Powers: In the early reels, [joe] seemed like the least interesting person in the movie. …part of it was, I think, because there was so much extreme caution and so much fear of doing things that might offend someone or upset someone, that instead there really hadn’t been much done [on the character]. I didn’t know anything about the boy. I really didn’t know anything about his family. It seemed like Joe was just a very, very lonely man who didn’t know anyone or have any friends. and that only meant that his life had to be completed. And of course it’s the nature of being at Pixar, it doesn’t matter if you’re a director, a designer or an artist, you use your life as fuel. so it was very easy for me to [say], “oh, he’s supposed to be a 45-year-old black man from new york. what a coincidence! that’s who i am!” [and then] start to fill in a lot of those gaps with my own personal experiences.
on the investigation of representations and beliefs about the soul for the film
docter: I talked to priests and rabbis and experts on Islam, Hinduism, as many of the major religions as we could find, to see how these different traditions view the soul and the afterlife and the world beyond. beyond our bodily forms. what we found was that most of them have a lot to say about what happens after we die, but very few talk about what happened before. that meant we had the freedom to invent things, which is my favorite place to be. …

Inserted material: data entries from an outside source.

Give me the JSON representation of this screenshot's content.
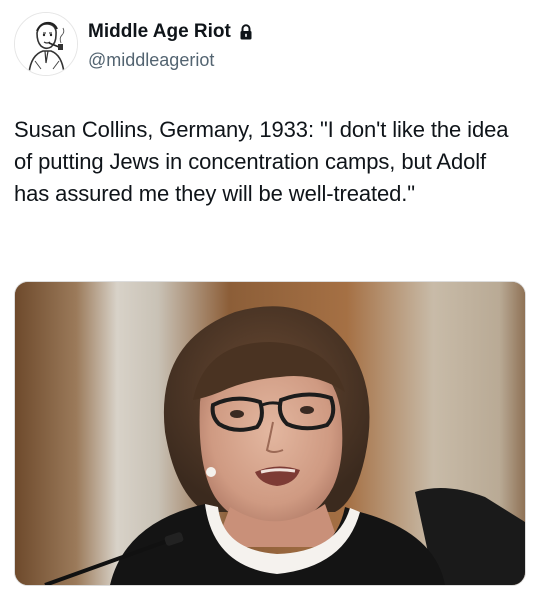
{
  "author": {
    "display_name": "Middle Age Riot",
    "handle": "@middleageriot",
    "avatar_icon": "sketch-man-with-pipe-avatar",
    "protected_icon": "lock-icon"
  },
  "tweet": {
    "text": "Susan Collins, Germany, 1933: \"I don't like the idea of putting Jews in concentration camps, but Adolf has assured me they will be well-treated.\""
  },
  "media": {
    "kind": "photo"
  },
  "colors": {
    "text_primary": "#0f1419",
    "text_secondary": "#536471",
    "background": "#ffffff"
  }
}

if you ask, “what is the soul?” most speak of the soul as ethereal, vaporous, not physical, invisible. we wanted to hint at all of that in our design, not just of the souls themselves, but of the world they inhabit. and in fact, interestingly enough, the first draft of the film…was a version entirely set in the “great before” [a fantastical place where new souls exist before going to earth]. there are no land-based things. it was about looking at life only through these memories and these visualizations of the world, trying to convince this other soul to go [to earth]. but the more we developed it, the more we realized, if we’re going to talk about what makes life worth living, we have to interact with that. we have to get our hands dirty: smell, taste, touch, all those things that a soul cannot do.
on the portrayal of “lost souls” in the film

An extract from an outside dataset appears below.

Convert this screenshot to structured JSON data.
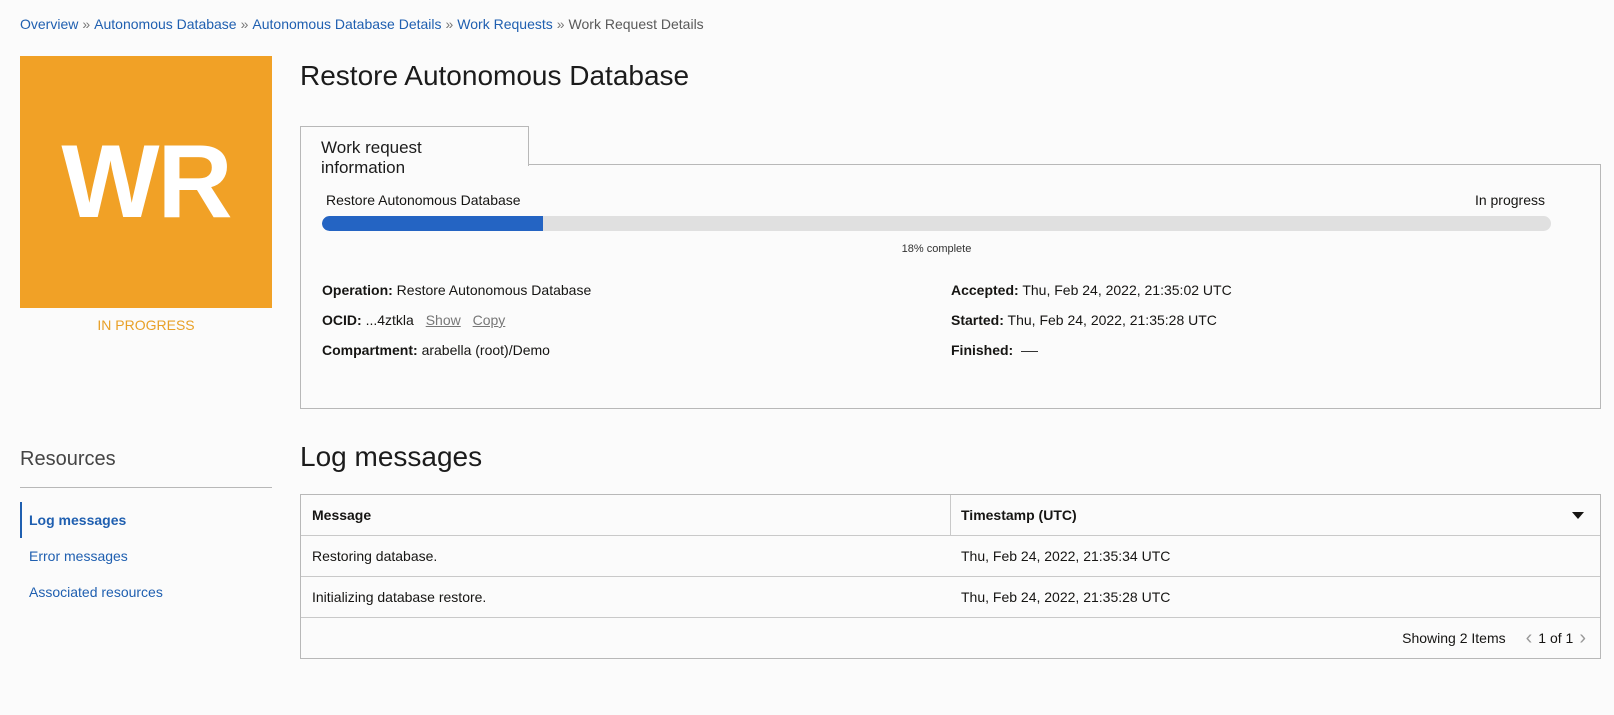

Powers: One thing we discussed in making this film was that, at different times in our lives and careers, we’ve all been… “lost souls” by our definition. . because when you find something that you enjoy and are passionate about and you’re actually pretty good at it, it’s very easy to take the extra step of hiding behind that thing and using it to not deal with so many other elements of life. that’s why it was so important that when we introduced the idea of the lost soul, that someone could be lost, but then they could be found. …I have definitely found myself, by our own definition, [as] a bit of a lost soul, someone who, in order to avoid facing all the different elements of life, just [gets lost] in my work.
About soul detection for children

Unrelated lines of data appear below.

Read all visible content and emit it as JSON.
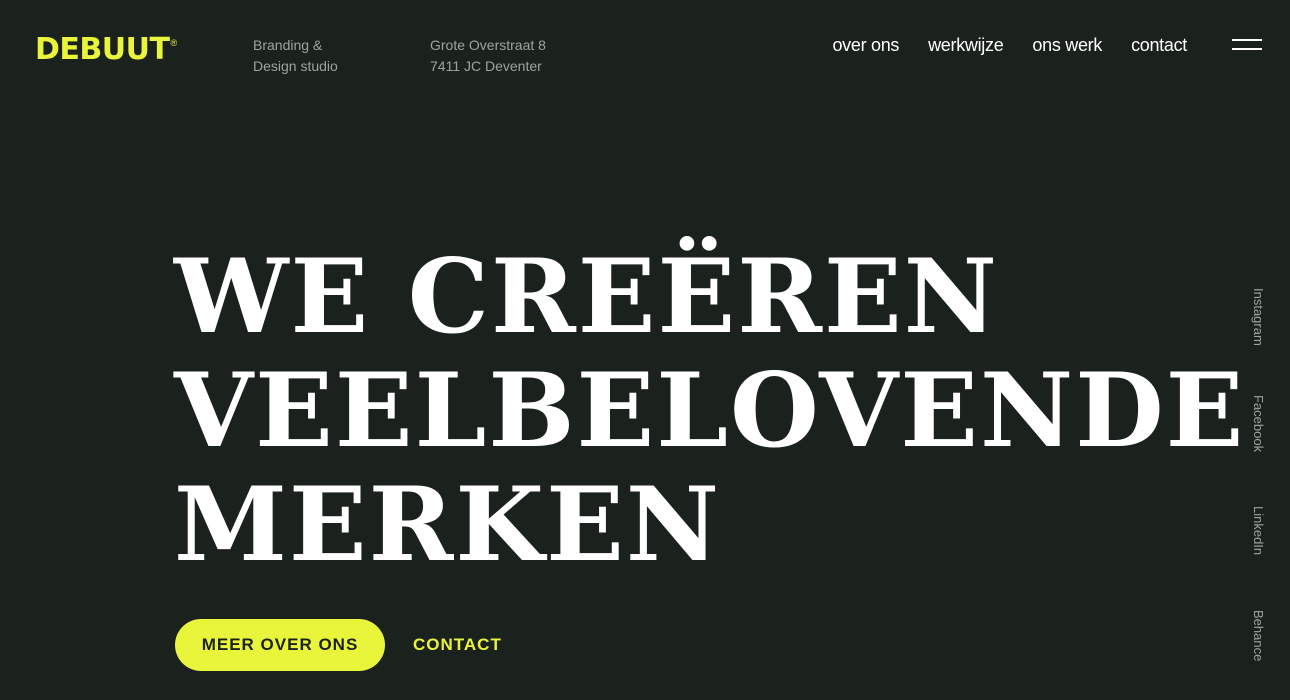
{
  "brand": {
    "logo_text": "DEBUUT",
    "registered_mark": "®",
    "tagline": [
      "Branding &",
      "Design studio"
    ],
    "address": [
      "Grote Overstraat 8",
      "7411 JC Deventer"
    ]
  },
  "nav": {
    "items": [
      "over ons",
      "werkwijze",
      "ons werk",
      "contact"
    ]
  },
  "hero": {
    "lines": [
      "WE CREËREN",
      "VEELBELOVENDE",
      "MERKEN"
    ],
    "primary_button": "MEER OVER ONS",
    "secondary_link": "CONTACT"
  },
  "social": {
    "items": [
      "Instagram",
      "Facebook",
      "LinkedIn",
      "Behance"
    ]
  },
  "colors": {
    "background": "#1b211d",
    "accent": "#e8f53a",
    "text": "#ffffff",
    "muted": "#9ea39f"
  },
  "icons": {
    "menu": "hamburger-menu-icon"
  }
}
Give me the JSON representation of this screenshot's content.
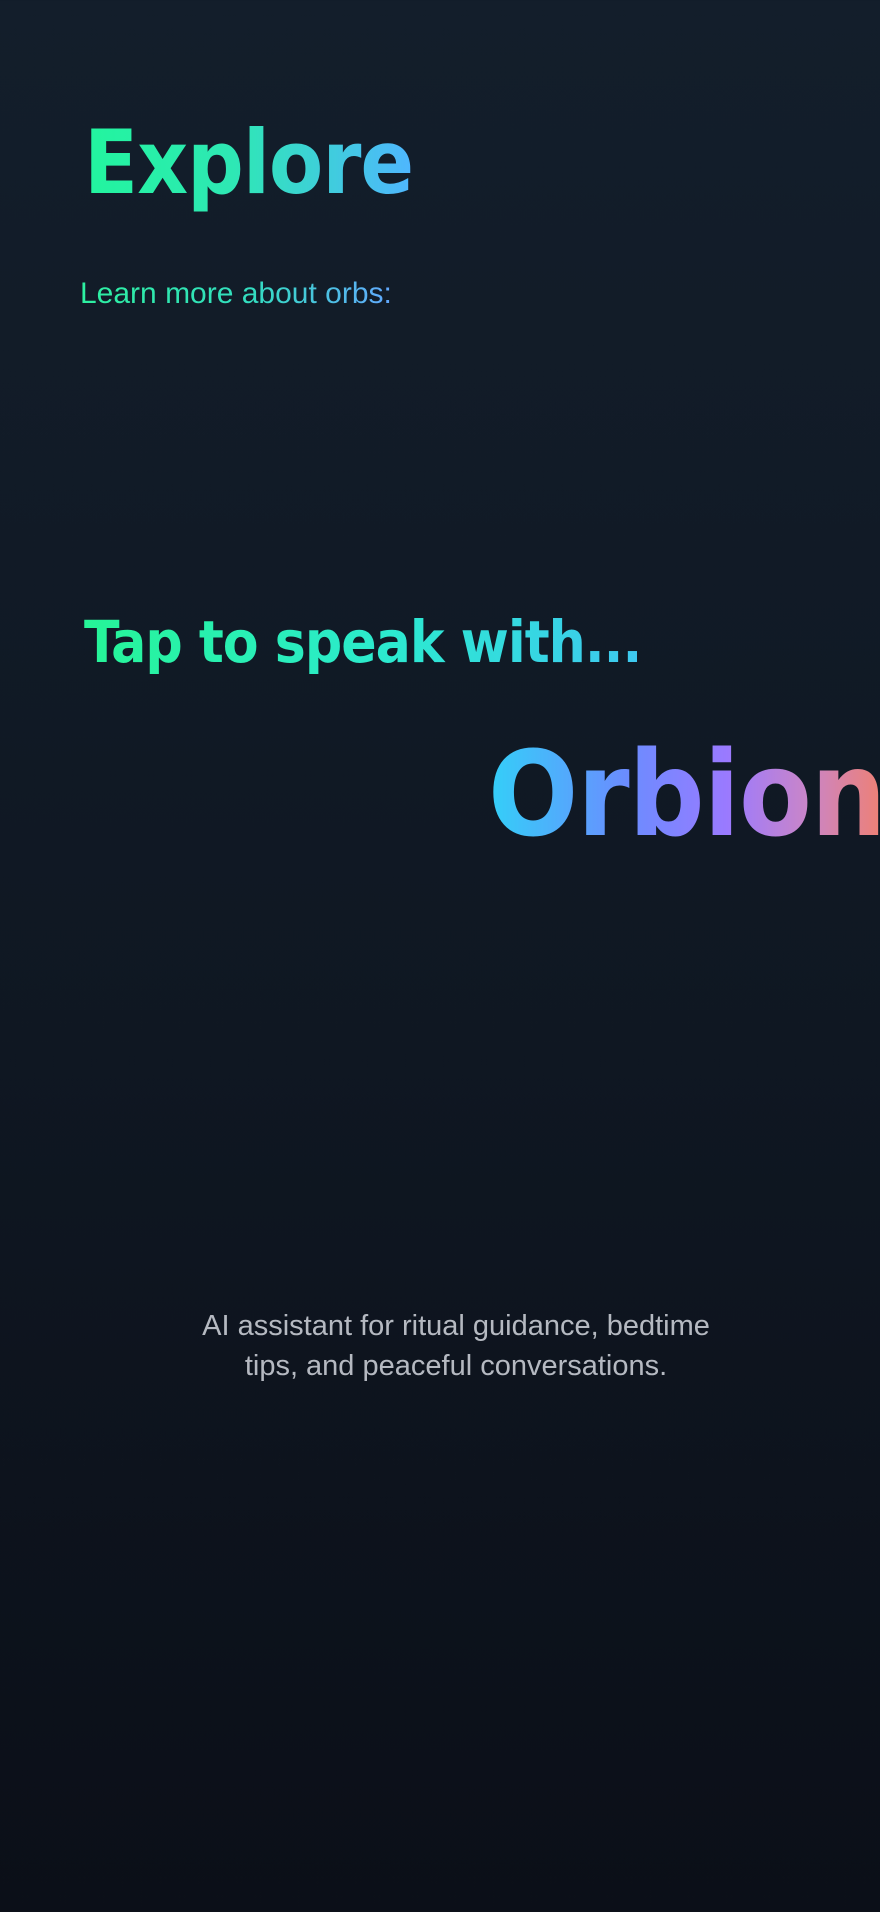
{
  "header": {
    "title": "Explore",
    "subtitle": "Learn more about orbs:"
  },
  "main": {
    "prompt": "Tap to speak with...",
    "orb_name": "Orbion",
    "orb_description": "AI assistant for ritual guidance, bedtime tips, and peaceful conversations."
  },
  "colors": {
    "background_top": "#131e2b",
    "background_bottom": "#0b0f18",
    "accent_green": "#22f59e",
    "accent_blue": "#4fb6ff",
    "accent_purple": "#9a7aff",
    "accent_coral": "#f08070",
    "description_text": "#b5b9c1"
  }
}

docter: in the soul, we start to worry, like, is this too much? Are the kids going to be able to track this? so we brought an audience full of children. It was probably the second scariest projection, because they are silent. the children are calm. they don’t laugh much. then you’re like, “oh, we’re dying! we’re dying!” but we find over the years, especially the first time they look at something, they usually take it all in and take it all in… but then we ask them questions like “did you get this?”. And what seems to happen over and over again is that parents will say, “This movie was too complicated for kids. This is not appropriate for kids.” and then the kid sitting right next to them will sit down and explain the whole movie better than me. they get everything. they are very smart.
heidi saman and seth kelley produced and edited this interview for broadcast. Bridget Bentz, Molly Seavy-Nesper, and Beth Novey adapted it for the web.